State to now use new ‘performance profile’ to assess facilities

BLOSSBURG – The way the Southern Tioga School District uses data from Pennsylvania’s School Performance Profile to more comprehensively assess the academic performance of each of its schools has been implemented, according to district Superintendent Keith Yarger.

While schools previously received a No Child Left Behind designation, public schools will now receive an academic performance score from the government’s Department of Education.

An online public portal, the Pennsylvania School Performance Profile at provides demographic data, academic data, and an academic performance score for public schools in the state, he added.

“Unlike previous measures of our schools, the School Performance Profile utilizes many data points to measure our schools’ academic strength,” Yarger said.

“While we receive a score for our schools, the more important aspect of this resource is that it allows us to acknowledge our strengths and use the profile as a tool for student improvement.”

The School Performance Profile academic performance score is based not only on test scores but many other factors that signal student achievement.

A student growth factor measures how well students are progressing toward proficiency in state assessments.

The scores for the Southern Tioga School District are per building:

W. L. Miller Elementary School : 82.7

Liberty Elementary School: 76.4

Blossburg Elementary School: 68.3

Mansfield High School: 76.8

Liberty High School: 66.8

North Penn High School: 63.5

“Some of it is promotion rate which they didn’t add into the scores this year because there were a lot of superintendents across the state that felt it was incorrect,” he said.

That score is worth five percent of the achievement gap, and had it been included, it would have brought Blossburg Elementary School up to 70.1, Liberty Elementary School would have been 77.8 and Warren L. Miller Elementary School would have gone up to 83.6, according to Yarger.

“They will be adding that in next year,” Yarger said, adding he is making the breakdown from all the schools and how they performed available to the public on the district’s website.

Also measured are graduation and attendance rates, and degree of rigorous course offerings at the secondary level.

A score is reported for each school and is based upon indicators that define a high performing school in Pennsylvania.

“Using the data available through the Pennsylvania School Performance Profile provides us with a broader lens to view the academic performance in our schools. Our staff is using these data on Act 80 days to more fully evaluate the programs and services provided to students,” Yarger said.
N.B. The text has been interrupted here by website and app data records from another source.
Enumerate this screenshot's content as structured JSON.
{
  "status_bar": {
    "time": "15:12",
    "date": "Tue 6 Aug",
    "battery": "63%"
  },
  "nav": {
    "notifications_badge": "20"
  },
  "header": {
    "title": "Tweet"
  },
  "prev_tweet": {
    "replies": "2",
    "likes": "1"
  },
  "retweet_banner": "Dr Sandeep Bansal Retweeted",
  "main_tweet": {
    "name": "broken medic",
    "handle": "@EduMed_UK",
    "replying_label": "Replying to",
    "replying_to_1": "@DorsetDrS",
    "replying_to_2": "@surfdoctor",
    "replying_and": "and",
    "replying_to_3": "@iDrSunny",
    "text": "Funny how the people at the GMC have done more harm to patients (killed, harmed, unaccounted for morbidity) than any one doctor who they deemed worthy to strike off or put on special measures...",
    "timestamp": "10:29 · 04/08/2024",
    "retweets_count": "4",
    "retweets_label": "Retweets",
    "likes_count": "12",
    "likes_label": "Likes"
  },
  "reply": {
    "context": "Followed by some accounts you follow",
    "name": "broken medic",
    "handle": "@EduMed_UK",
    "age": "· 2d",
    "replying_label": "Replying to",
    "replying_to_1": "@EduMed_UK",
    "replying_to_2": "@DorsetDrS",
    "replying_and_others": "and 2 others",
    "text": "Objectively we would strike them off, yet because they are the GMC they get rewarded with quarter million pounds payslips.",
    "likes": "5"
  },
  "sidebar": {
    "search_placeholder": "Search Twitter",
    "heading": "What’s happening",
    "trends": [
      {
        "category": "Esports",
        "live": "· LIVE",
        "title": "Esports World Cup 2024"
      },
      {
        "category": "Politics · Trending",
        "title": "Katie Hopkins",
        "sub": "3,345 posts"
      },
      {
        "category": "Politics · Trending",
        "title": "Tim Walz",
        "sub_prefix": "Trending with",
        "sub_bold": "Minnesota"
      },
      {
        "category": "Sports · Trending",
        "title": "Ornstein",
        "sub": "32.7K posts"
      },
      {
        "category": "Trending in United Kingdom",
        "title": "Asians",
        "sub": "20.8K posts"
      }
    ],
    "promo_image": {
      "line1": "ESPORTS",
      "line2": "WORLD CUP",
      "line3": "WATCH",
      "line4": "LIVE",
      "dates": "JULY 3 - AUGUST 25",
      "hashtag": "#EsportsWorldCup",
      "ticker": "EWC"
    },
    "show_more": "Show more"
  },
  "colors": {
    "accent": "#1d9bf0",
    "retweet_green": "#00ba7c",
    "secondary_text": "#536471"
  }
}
Yarger noted that the new scoring system is good news for a smaller school district like Southern Tioga with limited resources.

“This gives us a chance to move forward and get those scores up for next year. I think the new formula the state is using is better suited for schools in that now everything is not based completely on test scores. We can work on how the data is derived from the state, there are many different aspects of it now,” he added.

An example of how the system works, Yarger said, is for math, reading, science and writing scores on the PSSAs, each one of them are only worth 7.5 points toward the total score, so that total is 30 points all together.

“On top of that in the high schools, the state looks at how many took the SATs and how they scored,” he said.

Using a Pennsylvania Value Added Assessment tool the state can see that students are receiving a “year’s worth of growth,” he added.

“With the PVAS growth, you can look at where the student lies as far as the testing goes,” Yarger said.

“Let’s say you have an eighth grade student reading at a sixth grade level, if you can see they have gained a year’s worth of growth over the year so they are reading at a seventh grade level as they go into ninth grade, it is enough,” he said .

“Students with Individual Education Plans are the same way, students that might be in fifth grade and doing math at a first grade level because of cognitive level and the way they learn. If they show in tests they are moving up a year to a second grade level as they move into sixth grade level then that counts as far as the state is concerned,” he added.

Though the teacher might still recommend holding a student back if it appears he or she is not able to keep up with his or her peers, it does affect the school’s rating score, Yarger said.

“Our schools welcome an additional view of academic performance. Our administrators and teachers are always open to new tools and strategies to further enhance data-informed decision making in our schools,” Yarger said.